This wasn't something that he bragged about, this wasn't something that he claimed and said, "Look what I did. Look at all of the glasses that I have filled." In fact, he's honest about it and he says, "At that first trial everybody deserted me, but God didn't. God was with me through all of it." It was God that saw me through, it was God that had rescued me, and it's God who will rescue me now, even as the end draws near. And Paul offers that praise to God saying, "Glory to God forever and ever, amen."
And so, we need to recognize that in many ways, we're like Paul. That God has called us and claimed us and declared us to be His. Through our love for God, our pitcher is filled and through our love for others, we pour that pitcher out a little bit at a time. The truth of it is, I don't know that Paul could claim that there was any glass or any life that he had filled completely. But again, it's not about us, it's about God working in and through His people. And so even though Paul came to a point where his job was done, he'd poured his life into Timothy, and while much of what filled that glass came from God, Timothy in turn poured into the life of others. And others pour into the life of others. And the thing is this love, this faith, this journey that we're on is one in which Paul poured into the lives of people, who poured into the lives of people, who throughout the ages have come to the point of pouring into us. And so the question for each of us is, where and how and when will we be the ones pouring into the lives of others?
God has blessed us, God has filled us with his love, but we don't let that love stop with us. We continue to pour out and pour out and pour out, knowing that God will supply us until our time, until our work is done. But no matter how young or old or capable or equipped or well-spoken or not, we all continue to pour out.
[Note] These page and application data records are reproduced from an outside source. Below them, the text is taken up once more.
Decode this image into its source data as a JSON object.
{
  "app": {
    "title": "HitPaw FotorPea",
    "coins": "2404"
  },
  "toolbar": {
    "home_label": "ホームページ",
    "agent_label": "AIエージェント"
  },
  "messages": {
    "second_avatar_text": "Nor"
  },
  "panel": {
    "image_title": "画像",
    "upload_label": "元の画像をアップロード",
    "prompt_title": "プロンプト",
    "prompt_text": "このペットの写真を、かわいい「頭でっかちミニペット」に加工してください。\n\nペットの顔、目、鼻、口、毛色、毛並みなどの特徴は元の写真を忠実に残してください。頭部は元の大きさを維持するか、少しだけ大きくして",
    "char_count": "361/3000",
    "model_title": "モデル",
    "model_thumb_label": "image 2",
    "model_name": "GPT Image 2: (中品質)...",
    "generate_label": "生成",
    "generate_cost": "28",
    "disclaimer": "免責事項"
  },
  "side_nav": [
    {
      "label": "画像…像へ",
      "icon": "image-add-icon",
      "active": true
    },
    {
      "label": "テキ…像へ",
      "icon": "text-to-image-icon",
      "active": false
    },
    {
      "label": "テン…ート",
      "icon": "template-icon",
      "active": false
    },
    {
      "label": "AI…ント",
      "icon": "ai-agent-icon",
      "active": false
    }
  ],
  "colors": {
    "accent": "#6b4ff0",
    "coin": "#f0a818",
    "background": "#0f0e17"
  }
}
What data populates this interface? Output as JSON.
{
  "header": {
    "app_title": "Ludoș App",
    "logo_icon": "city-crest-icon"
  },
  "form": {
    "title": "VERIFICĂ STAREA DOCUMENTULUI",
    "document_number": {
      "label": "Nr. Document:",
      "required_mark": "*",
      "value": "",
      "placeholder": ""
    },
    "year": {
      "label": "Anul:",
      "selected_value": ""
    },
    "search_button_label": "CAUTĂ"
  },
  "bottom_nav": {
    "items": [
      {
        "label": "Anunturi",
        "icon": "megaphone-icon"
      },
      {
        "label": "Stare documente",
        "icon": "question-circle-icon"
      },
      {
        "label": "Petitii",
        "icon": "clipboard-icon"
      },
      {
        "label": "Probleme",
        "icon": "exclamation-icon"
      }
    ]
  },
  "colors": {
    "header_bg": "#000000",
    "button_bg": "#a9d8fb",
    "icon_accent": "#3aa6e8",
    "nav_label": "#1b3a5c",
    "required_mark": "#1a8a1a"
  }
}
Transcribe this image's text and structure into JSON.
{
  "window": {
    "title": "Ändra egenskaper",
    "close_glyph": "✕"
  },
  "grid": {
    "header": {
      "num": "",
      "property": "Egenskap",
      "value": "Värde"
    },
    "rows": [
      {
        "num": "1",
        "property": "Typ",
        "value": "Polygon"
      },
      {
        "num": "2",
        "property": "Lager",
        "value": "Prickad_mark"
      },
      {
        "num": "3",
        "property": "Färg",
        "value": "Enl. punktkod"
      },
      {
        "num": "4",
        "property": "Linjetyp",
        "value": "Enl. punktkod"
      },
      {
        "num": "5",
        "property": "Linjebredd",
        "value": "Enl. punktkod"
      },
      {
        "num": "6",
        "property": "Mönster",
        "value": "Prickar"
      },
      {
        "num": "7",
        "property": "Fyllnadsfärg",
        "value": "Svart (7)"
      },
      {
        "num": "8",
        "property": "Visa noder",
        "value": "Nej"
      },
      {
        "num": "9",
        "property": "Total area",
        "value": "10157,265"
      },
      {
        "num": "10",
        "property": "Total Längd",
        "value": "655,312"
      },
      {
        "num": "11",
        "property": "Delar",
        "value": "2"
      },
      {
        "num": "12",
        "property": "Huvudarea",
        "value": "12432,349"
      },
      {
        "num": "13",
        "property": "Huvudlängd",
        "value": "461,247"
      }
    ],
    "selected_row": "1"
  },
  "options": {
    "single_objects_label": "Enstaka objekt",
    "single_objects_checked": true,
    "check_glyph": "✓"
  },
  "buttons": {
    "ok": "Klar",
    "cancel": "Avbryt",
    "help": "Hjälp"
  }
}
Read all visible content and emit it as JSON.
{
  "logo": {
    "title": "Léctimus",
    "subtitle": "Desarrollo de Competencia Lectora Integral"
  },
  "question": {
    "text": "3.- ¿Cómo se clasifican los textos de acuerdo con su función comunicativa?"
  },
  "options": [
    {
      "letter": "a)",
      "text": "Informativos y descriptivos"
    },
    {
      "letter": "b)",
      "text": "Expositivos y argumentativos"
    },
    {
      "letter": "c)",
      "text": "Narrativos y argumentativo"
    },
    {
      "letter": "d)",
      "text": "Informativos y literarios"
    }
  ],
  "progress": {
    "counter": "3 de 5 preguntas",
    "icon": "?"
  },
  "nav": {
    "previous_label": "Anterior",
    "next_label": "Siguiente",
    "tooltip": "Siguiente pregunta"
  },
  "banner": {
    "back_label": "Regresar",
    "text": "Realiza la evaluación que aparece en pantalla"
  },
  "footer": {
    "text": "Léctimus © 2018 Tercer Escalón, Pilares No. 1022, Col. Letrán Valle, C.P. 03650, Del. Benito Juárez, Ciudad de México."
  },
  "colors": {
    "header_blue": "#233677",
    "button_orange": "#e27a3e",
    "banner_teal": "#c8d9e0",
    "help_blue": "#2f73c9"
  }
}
To do our best, to finish the course, and to keep this faith alive, this faith rooted and established in the love of God. May your life be an offering, a sacrifice, a gift that you return to God, as you share that love with others. Amen.